- **TASK GOAL**: Read the entries below and pull out each line with the string "image".

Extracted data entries

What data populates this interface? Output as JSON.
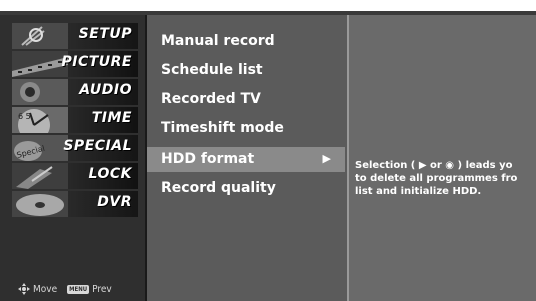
{
  "categories": [
    {
      "label": "SETUP",
      "icon": "satellite-dish-icon"
    },
    {
      "label": "PICTURE",
      "icon": "film-strip-icon"
    },
    {
      "label": "AUDIO",
      "icon": "speaker-icon"
    },
    {
      "label": "TIME",
      "icon": "clock-icon"
    },
    {
      "label": "SPECIAL",
      "icon": "special-badge-icon"
    },
    {
      "label": "LOCK",
      "icon": "padlock-icon"
    },
    {
      "label": "DVR",
      "icon": "disc-icon"
    }
  ],
  "footer": {
    "move_label": "Move",
    "prev_label": "Prev",
    "menu_key": "MENU"
  },
  "menu_items": [
    {
      "label": "Manual record"
    },
    {
      "label": "Schedule list"
    },
    {
      "label": "Recorded TV"
    },
    {
      "label": "Timeshift mode"
    },
    {
      "label": "HDD format",
      "selected": true,
      "arrow": "▶"
    },
    {
      "label": "Record quality"
    }
  ],
  "info_text": "Selection ( ▶ or ◉ ) leads yo\nto delete all programmes fro\nlist and initialize HDD."
}
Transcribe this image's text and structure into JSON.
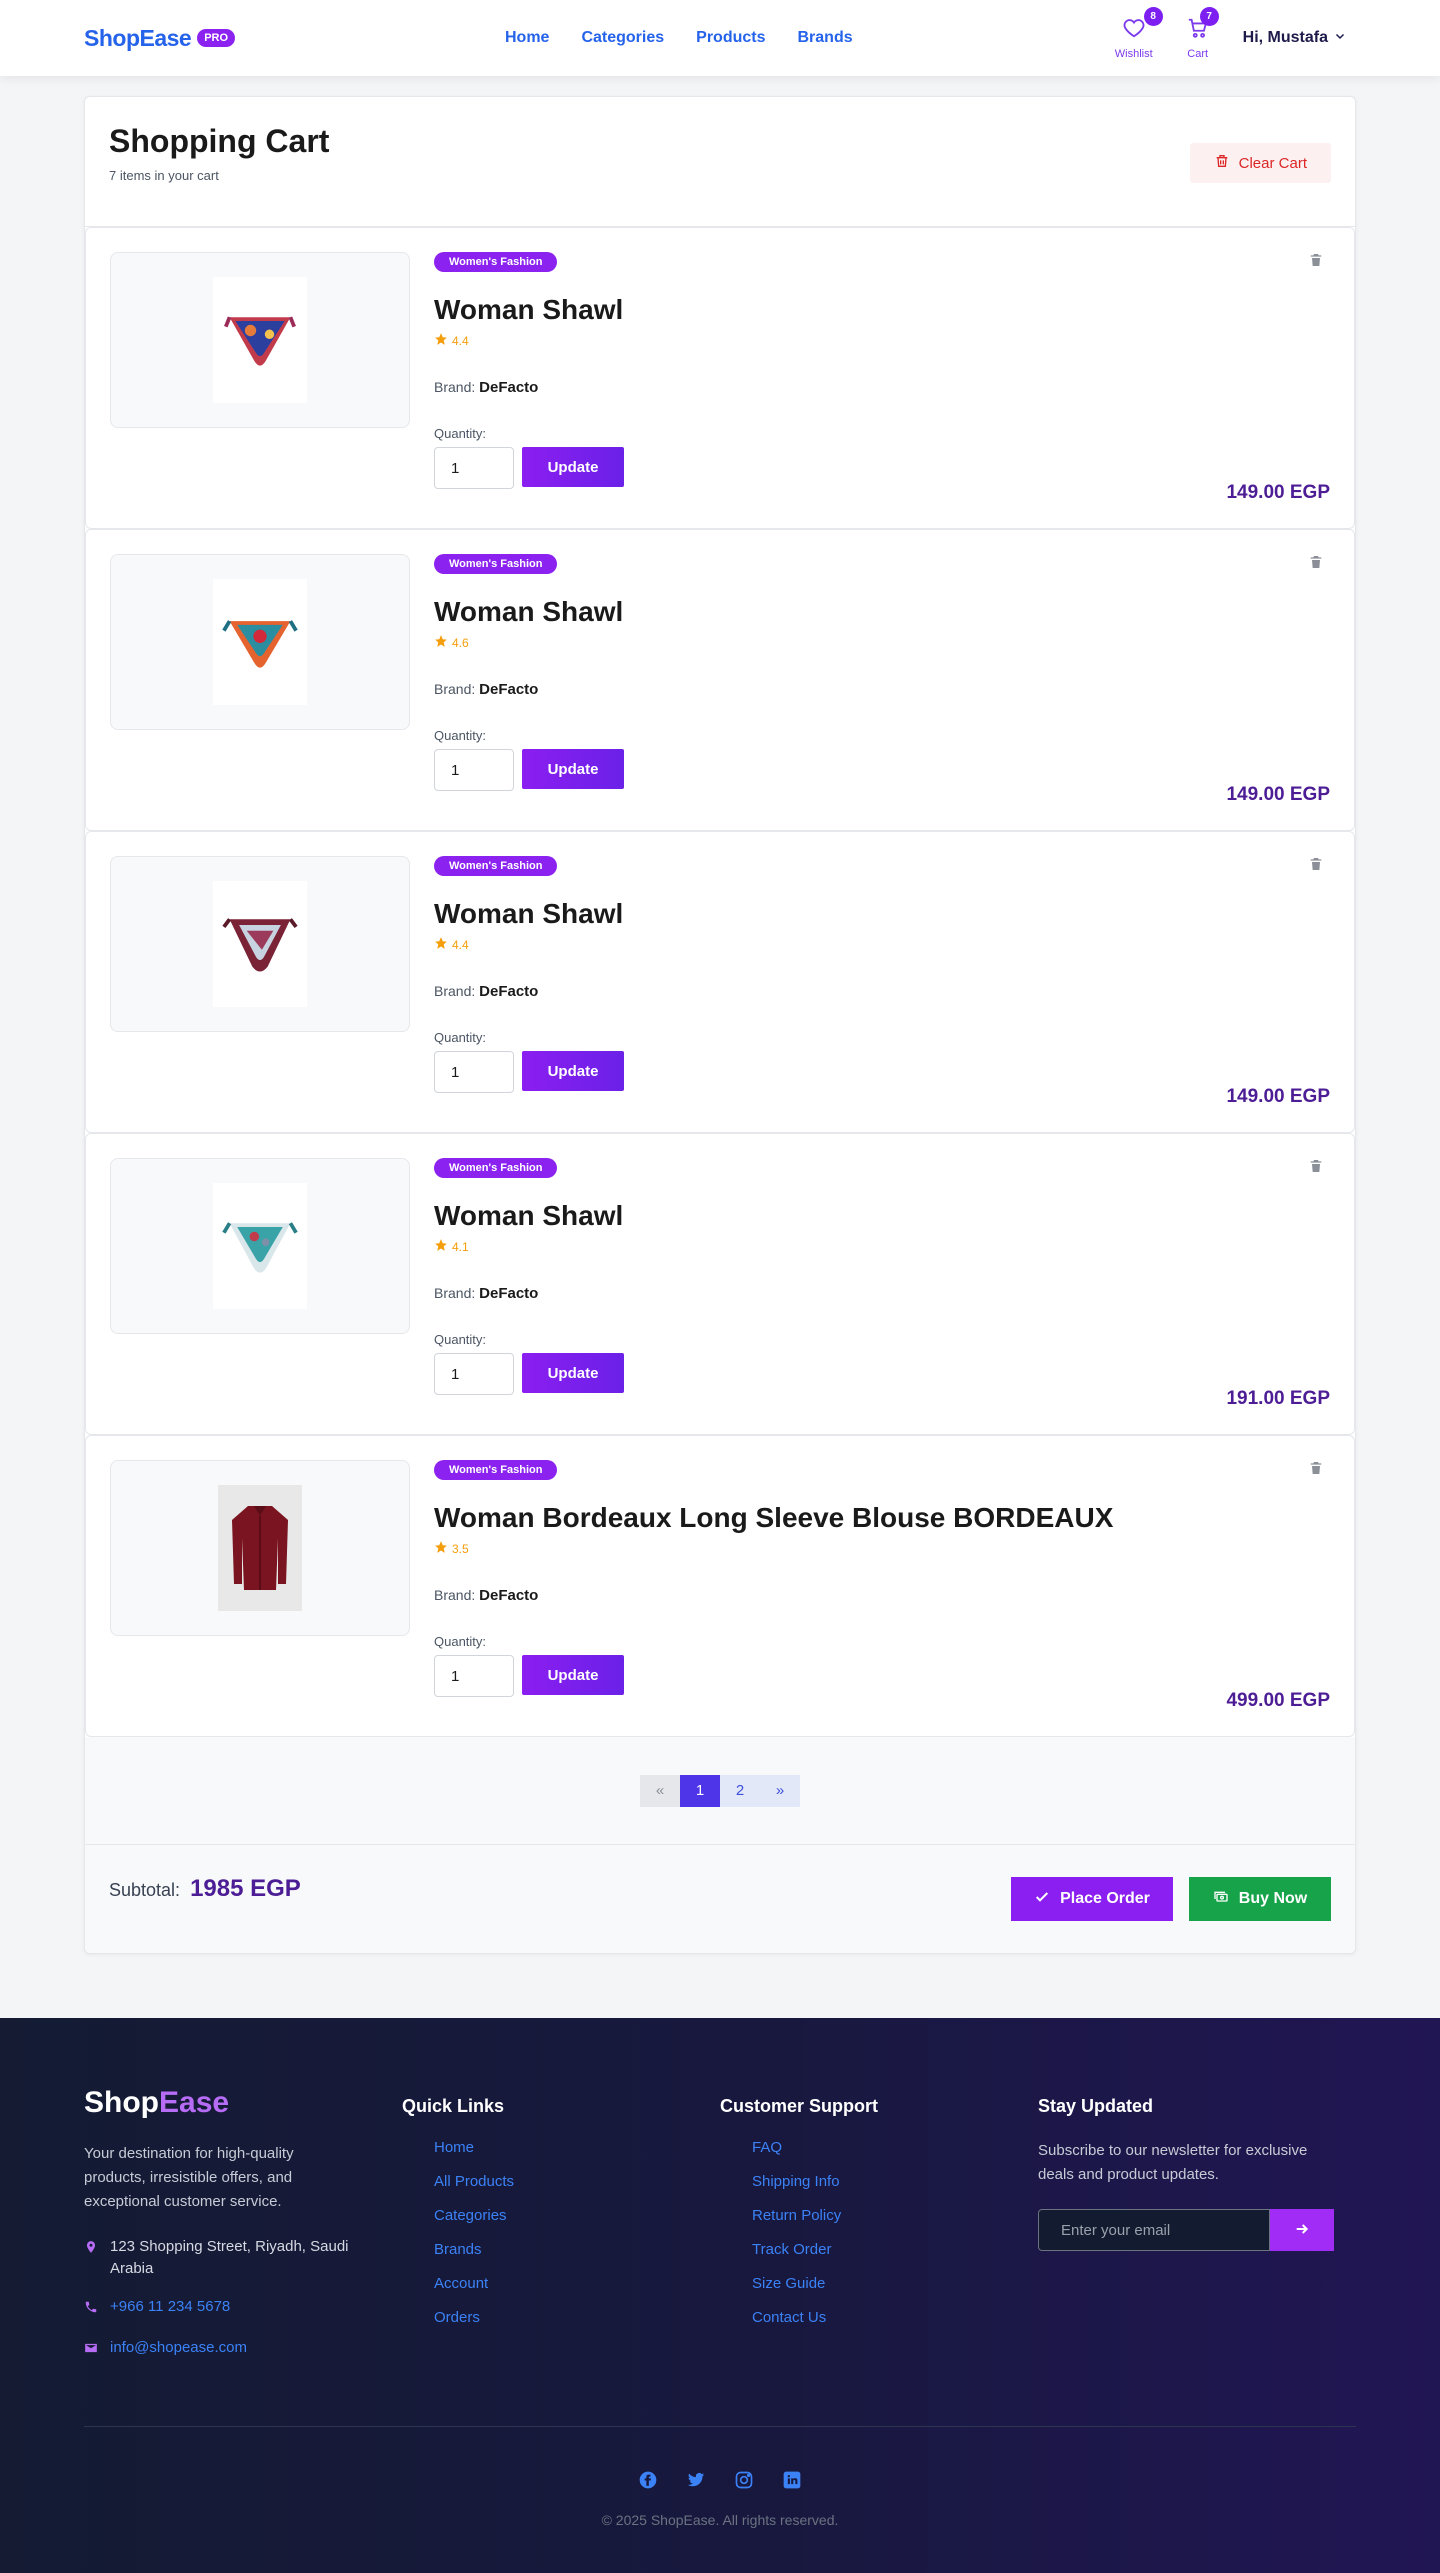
{
  "nav": {
    "brand": "ShopEase",
    "pro": "PRO",
    "links": [
      "Home",
      "Categories",
      "Products",
      "Brands"
    ],
    "wishlist_label": "Wishlist",
    "wishlist_count": "8",
    "cart_label": "Cart",
    "cart_count": "7",
    "user": "Hi, Mustafa"
  },
  "cart": {
    "title": "Shopping Cart",
    "subtitle": "7 items in your cart",
    "clear_label": "Clear Cart",
    "quantity_label": "Quantity:",
    "brand_prefix": "Brand:",
    "update_label": "Update",
    "items": [
      {
        "category": "Women's Fashion",
        "name": "Woman Shawl",
        "rating": "4.4",
        "brand": "DeFacto",
        "quantity": "1",
        "price": "149.00 EGP",
        "image": "shawl-red-blue"
      },
      {
        "category": "Women's Fashion",
        "name": "Woman Shawl",
        "rating": "4.6",
        "brand": "DeFacto",
        "quantity": "1",
        "price": "149.00 EGP",
        "image": "shawl-orange-teal"
      },
      {
        "category": "Women's Fashion",
        "name": "Woman Shawl",
        "rating": "4.4",
        "brand": "DeFacto",
        "quantity": "1",
        "price": "149.00 EGP",
        "image": "shawl-burgundy"
      },
      {
        "category": "Women's Fashion",
        "name": "Woman Shawl",
        "rating": "4.1",
        "brand": "DeFacto",
        "quantity": "1",
        "price": "191.00 EGP",
        "image": "shawl-teal-light"
      },
      {
        "category": "Women's Fashion",
        "name": "Woman Bordeaux Long Sleeve Blouse BORDEAUX",
        "rating": "3.5",
        "brand": "DeFacto",
        "quantity": "1",
        "price": "499.00 EGP",
        "image": "blouse-bordeaux"
      }
    ],
    "pagination": {
      "prev": "«",
      "pages": [
        "1",
        "2"
      ],
      "next": "»",
      "current": "1"
    },
    "subtotal_label": "Subtotal:",
    "subtotal_value": "1985 EGP",
    "place_order": "Place Order",
    "buy_now": "Buy Now"
  },
  "footer": {
    "brand_a": "Shop",
    "brand_b": "Ease",
    "description": "Your destination for high-quality products, irresistible offers, and exceptional customer service.",
    "address": "123 Shopping Street, Riyadh, Saudi Arabia",
    "phone": "+966 11 234 5678",
    "email": "info@shopease.com",
    "quick_links_title": "Quick Links",
    "quick_links": [
      "Home",
      "All Products",
      "Categories",
      "Brands",
      "Account",
      "Orders"
    ],
    "support_title": "Customer Support",
    "support_links": [
      "FAQ",
      "Shipping Info",
      "Return Policy",
      "Track Order",
      "Size Guide",
      "Contact Us"
    ],
    "newsletter_title": "Stay Updated",
    "newsletter_desc": "Subscribe to our newsletter for exclusive deals and product updates.",
    "newsletter_placeholder": "Enter your email",
    "socials": [
      "facebook-icon",
      "twitter-icon",
      "instagram-icon",
      "linkedin-icon"
    ],
    "copyright": "© 2025 ShopEase. All rights reserved."
  },
  "colors": {
    "brand": "#2563eb",
    "accent": "#8b22f0",
    "price": "#4c1d95",
    "danger": "#dc2626",
    "success": "#16a34a"
  }
}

- **EXERCISE SOLUTION**:
Transcribe this image's text and structure into JSON.
        "image": "shawl-red-blue"
        "image": "shawl-orange-teal"
        "image": "shawl-burgundy"
        "image": "shawl-teal-light"
        "image": "blouse-bordeaux"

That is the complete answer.